Understanding the impacts of Meaningful Student Involvement on learning is essential for infusing the approach throughout classrooms. This article explores why that’s so and how it can happen.
When incorporated throughout learning and relationship-building in schools, it is more impactful on both students and adults. When it’s deeply brought into learning, relationships, practices, and policies, it will surely affect the culture of education. In turn, not only does it affect students and adults, but it affects the entire education system. It is only logical to assume that will produce the greatest number of outcomes. Stories throughout the rest of this book support that assumption. Meaningful Student Involvement can be a powerful and effective force for school improvement, increasing students’ commitment to their own achievement as well as to school goals and making schools, in turn, more responsive to the characteristics and needs of their students.
Meaningful Student Involvement does not force students to assume responsibility for every aspect of their learning and development. Instead, it assumes that educators are capable of facilitating students’ gradual assumption of responsibility. Through direct instruction, students build their knowledge of education, learning, teaching, leadership, student voice, the education system at large, school improvement, and Meaningful Student Involvement. Educators teach students about the functions of education research; school planning; classroom teaching; learning evaluations; systemic decision-making; and advocacy.
Collaborations at Heart
By establishing strategic Student/Adult Partnerships, educators can model and guide lifelong learning and determined action for school improvement. Mitra writes,
“[B]y assuming responsibilities and enacting decisions that have consequences for themselves and others… participating students develop a broad set of competencies that help them prepare for adulthood.” (2004)
They collaborate with learners in collegial learning communities, emphasizing every students’ ability to create positive change. They also give students plenty of opportunities for positive independent work that is deliberately chosen for its impact. This is not make-busy work or filler; instead, both students and adults understand that it is integral to the purpose of Meaningful Student Involvement. Again, adults deliberately model for students that they do this, too, as a course of their regular work in education as well as for the purpose of meaningfully involving learners.
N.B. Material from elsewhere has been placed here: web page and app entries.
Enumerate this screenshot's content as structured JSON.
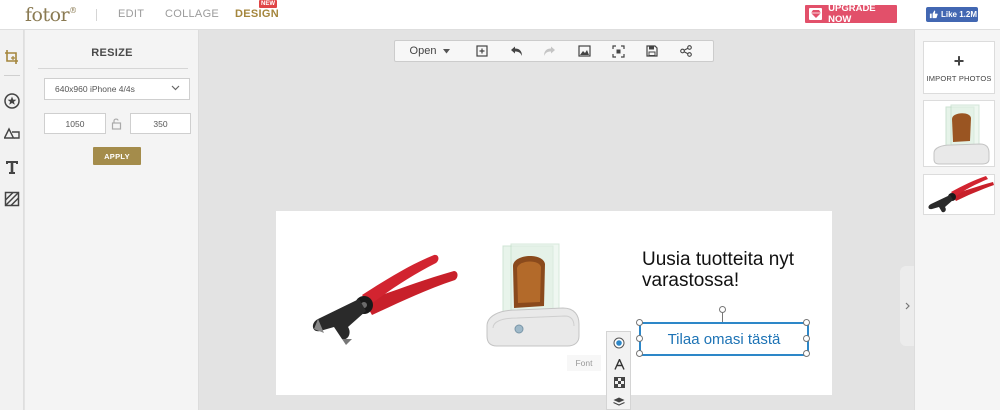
{
  "app": {
    "logo": "fotor",
    "nav": {
      "edit": "EDIT",
      "collage": "COLLAGE",
      "design": "DESIGN",
      "new_badge": "NEW"
    },
    "upgrade": "UPGRADE NOW",
    "fb_like": "Like 1.2M"
  },
  "panel": {
    "title": "RESIZE",
    "preset": "640x960 iPhone 4/4s",
    "width": "1050",
    "height": "350",
    "apply": "APPLY"
  },
  "toolbar": {
    "open": "Open"
  },
  "canvas": {
    "headline": "Uusia tuotteita nyt varastossa!",
    "textbox": "Tilaa omasi tästä",
    "font_label": "Font"
  },
  "right": {
    "import": "IMPORT PHOTOS"
  },
  "colors": {
    "accent": "#a4863d",
    "upgrade": "#e2506a",
    "selection": "#2d87c8",
    "pliers": "#c8202a"
  }
}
Finally, regular opportunities for reflection and sharing among students and between students and adults emphasize mutual learning and deep impacts. All of this can lead to deepened learning, which is the foundational aim of Meaningful Student Involvement.